Thematically, the work is all about the tension between fleshy reality and gauzy ideal; rutting divinity winks at the viewer throughout. Overall, there is a sense of how we invest our fantasies in those onto whom we have chosen to project our fantasies. Testino has an inerrant sense for this, for the innate celebrity of beauty.
At the media conference, Testino relates how he wanted to start moving away from highly staged photo sessions, such as the 2006 Stella Tennant portrait (in which a coyly blank backdrop sets off Tennant in bodacious Marie Antoinette drag) and getting more into spontaneous snaps.
Testino started carrying a small camera around, looking to capture fleeting moments that only the eagle-eyed might see and recognize. His reflexes have not been diminished from his work in highly controlled environments with subjects like Gisele, who, he told the press, is always willing to take a few more shots in order to achieve her best work.
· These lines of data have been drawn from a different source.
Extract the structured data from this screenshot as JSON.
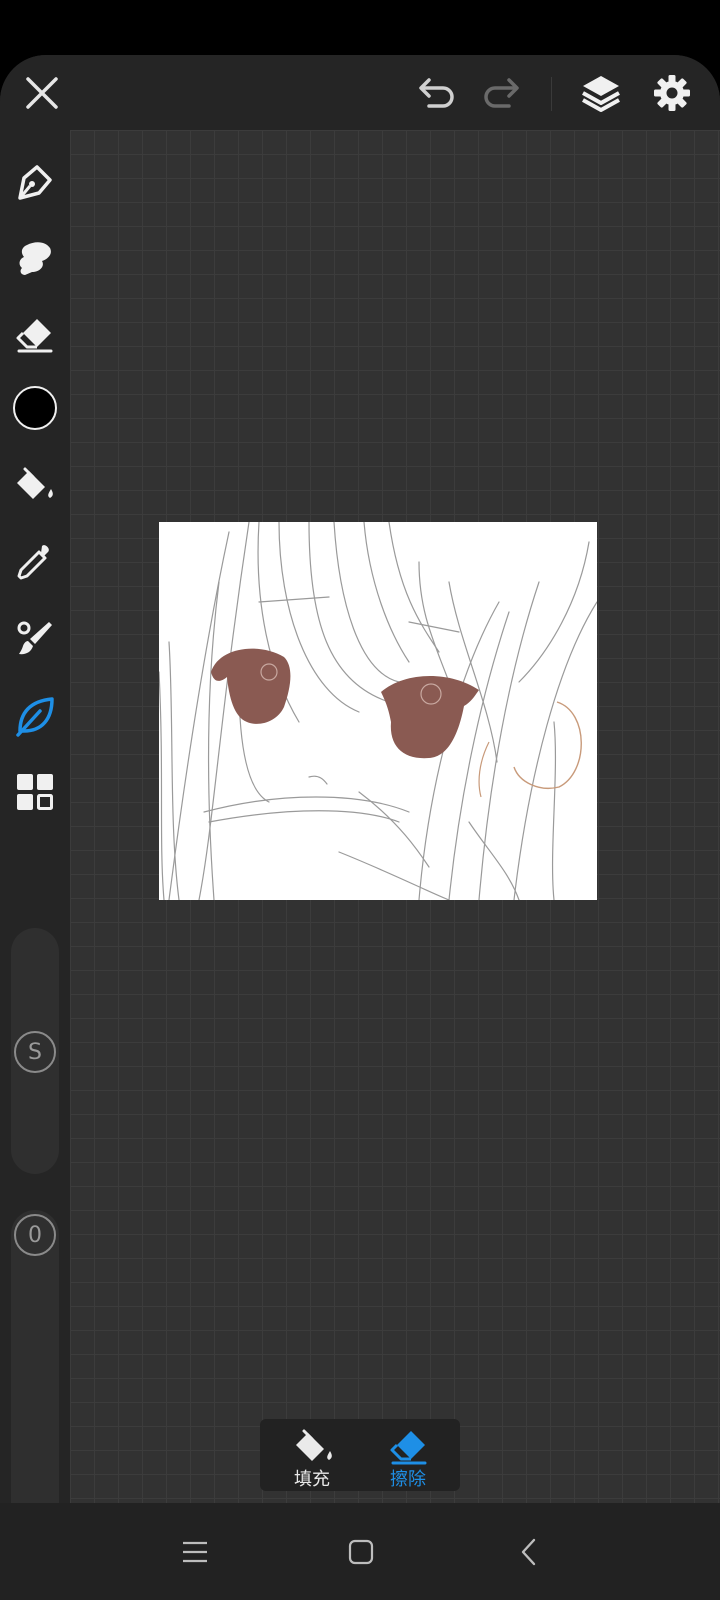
{
  "toolbar": {
    "close_icon": "close-icon",
    "undo_icon": "undo-icon",
    "redo_icon": "redo-icon",
    "layers_icon": "layers-icon",
    "settings_icon": "gear-icon"
  },
  "sidebar": {
    "tools": [
      {
        "name": "pen-tool",
        "icon": "pen-nib-icon",
        "active": false
      },
      {
        "name": "smudge-tool",
        "icon": "smudge-icon",
        "active": false
      },
      {
        "name": "eraser-tool",
        "icon": "eraser-icon",
        "active": false
      },
      {
        "name": "color-picker",
        "icon": "color-swatch",
        "active": false,
        "color": "#000000"
      },
      {
        "name": "fill-tool",
        "icon": "paint-bucket-icon",
        "active": false
      },
      {
        "name": "eyedropper-tool",
        "icon": "eyedropper-icon",
        "active": false
      },
      {
        "name": "brush-tool",
        "icon": "brush-icon",
        "active": false
      },
      {
        "name": "leaf-tool",
        "icon": "leaf-icon",
        "active": true
      },
      {
        "name": "more-tools",
        "icon": "grid-icon",
        "active": false
      }
    ],
    "size_slider": {
      "label": "S"
    },
    "opacity_slider": {
      "label": "0"
    }
  },
  "popup": {
    "fill_label": "填充",
    "erase_label": "擦除",
    "selected": "erase"
  },
  "colors": {
    "accent": "#1e8fe6",
    "background": "#252525",
    "canvas_grid": "#323232",
    "eye_color": "#8a5a52"
  },
  "navbar": {
    "menu_icon": "menu-icon",
    "home_icon": "home-square-icon",
    "back_icon": "back-chevron-icon"
  }
}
Among the images Testino has plucked from life’s surging stream of time and motion: Donald Trump offering a cigarette chomping Kate Moss a light using a table candle. Chic young people laughing at an underwear party in Amsterdam. That previously mentioned shot of Moss, behind the scenes. A man plunging his face into a woman’s crotch in a seedy, tiny restroom as she seemingly lets loose with an orgasmic scream; the shot is completed by its cheeky title, "At Mr. Chow’s."
These images are humorous, gorgeous, dazzling; they are sometimes challenging, even shocking. They are documents of a half-fantastical world. But are they capital-A art?
"Anybody that creates anything from zero has to be an artist, because art comes from creation, from freedom of expression, from a personal point of view," Testino declares. That said, however, "I never think that I need to label myself as anything," he adds.
"When you look at an image and you see the aesthetic from the outside, that [is all there is to the image]," Testino sums up. "But when you can go into the mind of the person, that can open a lot of doors: You open the doors of your own imagination. These doors are opened by the person in the photograph. You can either be blank, or you can be inquisitive and create a whole new world."
"Mario Testino: In Your Face" continues at the Museum of Fine Arts in the Ann and Graham Gund Gallery from Oct. 21 through Feb. 3, 2013. "Mario Testino: British Royal Portraits" continues at the Museum of Fine Arts in the Herb Ritts Gallery through June 16, 2013.
Also opening Oct. 21: "Kings, Queens, and Courtiers: Royalty on Paper," a collection that "provides a broader historical context for ’Mario Testino: British Royal Portraits.’ " This exhibition will run through June 16, 2013.
Bravo Restaurant, at the Museum, will serve Royal Tea each Sunday from Nov. 4 through Dec. 16 starting at 3 p.m. until 4:45 p.m. Royal Tea is $28 per person; champagne and sherry cost extra. Reservations are recommended and may be made online through OpenTable or via phone at 617-369-3474.